Tensions are running as thick as oil on the Bates campus this week, as many students remain at odds with the Board of Trustees. Last Tuesday, January 21st, President Clayton Spencer released a statement outlining the Bates Administration’s position on climate change and divestment of our endowment from the fossil fuel industry. Bates College prides itself on its commitment to environmental sustainability, but Spencer’s bottom line is clear: Bates is not divesting. This came with a shock to the student body, and especially to environmental activist group BEAM (Bates Energy Action Movement).

Since the fall of 2012, BEAM members have pushed for the divestment of the Bates endowment from the top-200 companies in the fossil fuel industry, which includes oil, coal, and natural gas extraction and refinement. Senior Ben Breger, Co- President of BEAM, explains the issue, “Scientists agree that two degrees Celsius of warming is the uppermost level to maintain a stable climate. Consequently, two-thirds of proven fossil fuels reserves need to stay in the ground so we do not reach that limit. Fossil fuel companies are expanding their reserves everyday so the urgency to stop burning carbon is pressing, which is why we focus on this issue.” By investing in fossil fuel companies, Breger argues, Bates is promoting their growth. The school currently holds 3-5 percent of the endowment in the fossil fuel industry.

BEAM protesting during spencer innaguration last year photo credit Billy CollinsLast year alone, BEAM collected over 600 signatures for their divestment petition, not including 73 alumni signatures. Members worked in conjunction with the Board of Trustees and Administration in order to discuss a practical approach to divestment. Bates is not the only college focusing on endowment divestment. Over 300 colleges and universities across the country are joining this movement. So why are we maintaining the status quo?

Spencer articulates the thought process of the Board of Trustees in her statement. The portion of the endowment invested in fossil fuels is crucial to the diversification of Bates’ investment portfolio. Hall Capital Partners, Bates’ external endowment manager, strongly defends that the 3-5 percent endowment invested in fossil fuels is congruent with the school’s financial goals of maintaining high returns within stable risk parameters.

“To guarantee divestment from these 200 public companies, our investment advisers estimate that between a third and a half of the entire endowment would need to be liquidated and replaced with separately managed accounts…the transition would result in significant transaction costs, a long-term decrease in the endowment’s performance, an increase in the endowment’s risk profile, and thus a loss in annual operating income for the college,” Spencer said.

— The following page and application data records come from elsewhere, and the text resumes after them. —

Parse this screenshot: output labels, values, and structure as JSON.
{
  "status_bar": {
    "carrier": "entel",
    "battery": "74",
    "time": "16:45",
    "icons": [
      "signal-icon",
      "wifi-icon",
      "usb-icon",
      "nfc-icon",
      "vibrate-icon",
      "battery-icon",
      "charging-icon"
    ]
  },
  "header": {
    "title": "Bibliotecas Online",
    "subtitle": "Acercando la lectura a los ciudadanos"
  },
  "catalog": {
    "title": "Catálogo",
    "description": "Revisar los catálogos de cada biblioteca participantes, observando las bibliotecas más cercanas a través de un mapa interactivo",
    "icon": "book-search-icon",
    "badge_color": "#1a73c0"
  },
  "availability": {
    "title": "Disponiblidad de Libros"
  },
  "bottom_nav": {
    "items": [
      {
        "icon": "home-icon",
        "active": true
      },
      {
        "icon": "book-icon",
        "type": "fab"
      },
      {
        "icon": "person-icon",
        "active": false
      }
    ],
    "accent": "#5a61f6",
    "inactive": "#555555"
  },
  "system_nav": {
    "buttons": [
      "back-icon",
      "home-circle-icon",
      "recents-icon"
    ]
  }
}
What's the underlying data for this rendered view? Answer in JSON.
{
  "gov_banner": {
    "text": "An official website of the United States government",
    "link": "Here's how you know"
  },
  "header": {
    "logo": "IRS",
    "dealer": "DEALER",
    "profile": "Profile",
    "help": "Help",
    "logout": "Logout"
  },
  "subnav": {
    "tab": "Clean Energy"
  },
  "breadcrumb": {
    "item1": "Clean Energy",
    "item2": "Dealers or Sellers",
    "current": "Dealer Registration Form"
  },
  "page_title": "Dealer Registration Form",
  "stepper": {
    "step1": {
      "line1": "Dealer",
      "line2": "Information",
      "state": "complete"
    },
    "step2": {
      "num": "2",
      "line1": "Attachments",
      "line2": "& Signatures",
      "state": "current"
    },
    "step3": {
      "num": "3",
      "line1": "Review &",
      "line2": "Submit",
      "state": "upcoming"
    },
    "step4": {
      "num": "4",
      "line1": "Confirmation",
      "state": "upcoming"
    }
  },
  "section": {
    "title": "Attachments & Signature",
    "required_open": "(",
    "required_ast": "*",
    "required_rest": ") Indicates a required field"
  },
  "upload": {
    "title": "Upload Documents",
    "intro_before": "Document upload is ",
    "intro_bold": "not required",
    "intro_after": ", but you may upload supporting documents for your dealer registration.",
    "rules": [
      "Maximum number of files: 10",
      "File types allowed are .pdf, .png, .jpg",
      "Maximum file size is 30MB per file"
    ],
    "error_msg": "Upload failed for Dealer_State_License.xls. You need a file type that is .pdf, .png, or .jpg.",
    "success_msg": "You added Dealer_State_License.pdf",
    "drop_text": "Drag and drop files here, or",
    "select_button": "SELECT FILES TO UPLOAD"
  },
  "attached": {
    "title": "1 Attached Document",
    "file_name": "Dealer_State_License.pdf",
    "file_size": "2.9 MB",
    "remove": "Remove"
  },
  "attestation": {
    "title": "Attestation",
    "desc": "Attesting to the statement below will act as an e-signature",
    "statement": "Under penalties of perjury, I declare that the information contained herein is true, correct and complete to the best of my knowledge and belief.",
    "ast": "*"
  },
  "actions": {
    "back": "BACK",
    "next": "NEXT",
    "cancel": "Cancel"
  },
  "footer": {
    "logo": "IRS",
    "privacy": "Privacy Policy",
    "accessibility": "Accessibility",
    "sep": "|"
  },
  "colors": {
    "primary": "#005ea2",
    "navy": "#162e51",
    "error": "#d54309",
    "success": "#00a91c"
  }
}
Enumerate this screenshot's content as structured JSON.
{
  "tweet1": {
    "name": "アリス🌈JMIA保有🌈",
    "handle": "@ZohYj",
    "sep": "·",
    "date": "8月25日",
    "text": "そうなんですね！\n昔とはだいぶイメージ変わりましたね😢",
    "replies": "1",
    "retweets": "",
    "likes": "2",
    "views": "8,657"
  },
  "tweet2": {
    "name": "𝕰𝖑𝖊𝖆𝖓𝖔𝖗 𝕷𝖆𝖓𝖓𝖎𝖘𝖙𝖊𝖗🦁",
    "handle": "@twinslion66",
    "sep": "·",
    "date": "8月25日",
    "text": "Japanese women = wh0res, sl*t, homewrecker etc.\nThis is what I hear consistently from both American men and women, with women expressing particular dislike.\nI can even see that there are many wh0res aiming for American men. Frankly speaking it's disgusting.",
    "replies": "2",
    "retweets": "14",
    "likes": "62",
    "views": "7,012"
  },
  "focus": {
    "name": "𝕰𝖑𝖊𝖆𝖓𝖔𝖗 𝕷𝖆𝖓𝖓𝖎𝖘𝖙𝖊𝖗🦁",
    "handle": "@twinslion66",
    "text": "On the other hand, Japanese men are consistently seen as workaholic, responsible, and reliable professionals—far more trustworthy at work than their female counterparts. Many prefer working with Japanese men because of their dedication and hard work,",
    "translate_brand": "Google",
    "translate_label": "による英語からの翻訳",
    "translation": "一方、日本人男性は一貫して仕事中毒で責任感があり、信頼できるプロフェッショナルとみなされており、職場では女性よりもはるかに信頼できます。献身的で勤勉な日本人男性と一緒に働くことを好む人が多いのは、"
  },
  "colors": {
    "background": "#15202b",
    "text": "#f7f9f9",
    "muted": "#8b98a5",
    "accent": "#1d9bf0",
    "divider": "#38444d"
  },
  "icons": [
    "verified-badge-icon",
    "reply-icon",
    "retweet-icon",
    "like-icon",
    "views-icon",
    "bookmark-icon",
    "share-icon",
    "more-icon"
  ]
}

BEAM Co-President Bo Ra Kim ‘14 wrote a response blog post criticizing Bates’ decision to maintain their current investment position. Disheartened, Kim writes, “The last blog post we wrote was filled with hope, and yet somehow we have landed here… BEAM is shocked by the sudden lack of transparency in this process, particularly after we worked so closely with the administration.” Members of BEAM and of the Bates community are questioning the information used to back the Board’s argument, stating that there was a lack of clarity in the decision process.

“We don’t know who made the decision. We don’t know if it was the entire trustees who voted, or was it an internal decision. We want to see numbers,” Kim said.

President Spencer presented an additional argument stating that divestment from fossil fuels would constitute using the endowment for political ends. This could jeopardize our endowment, “and distort its function as a resource for our academic mission.” This would include losses to financial aid, funds for academic programs, as well as faculty and staff salaries.

BEAM strongly opposed labeling divestment as a political measure. “If divestment is considered political, then wouldn’t investment as well? “By investing in these companies, we are supporting their practices,” said Junior BEAM member Jordan Becker. This would not be the first time Bates has altered their endowment investment out of political principle. In 1986, Bates divested five million dollars from South African companies during the Apartheid.

However, BEAM and divestment supporters are still looking ahead. In a BEAM meeting last Thursday, members discussed their next course of action. BEAM hopes to continue discussion with President Spencer and the Board of Trustees in order to examine different approaches to divestment. Co-Presidents Kim and Berger are looking to bring in a speaker who can educate the Board in addition to the Bates community about the costs and benefits of divestment from fossil fuels.

The campaign for divestment is far from over. At the end of her statement, President Spencer encourages students to engage in discussion and participate in the schools affairs. We can look forward to observing the evolution of this movement because as BEAM members said, “We are not going away. We are not letting it go.”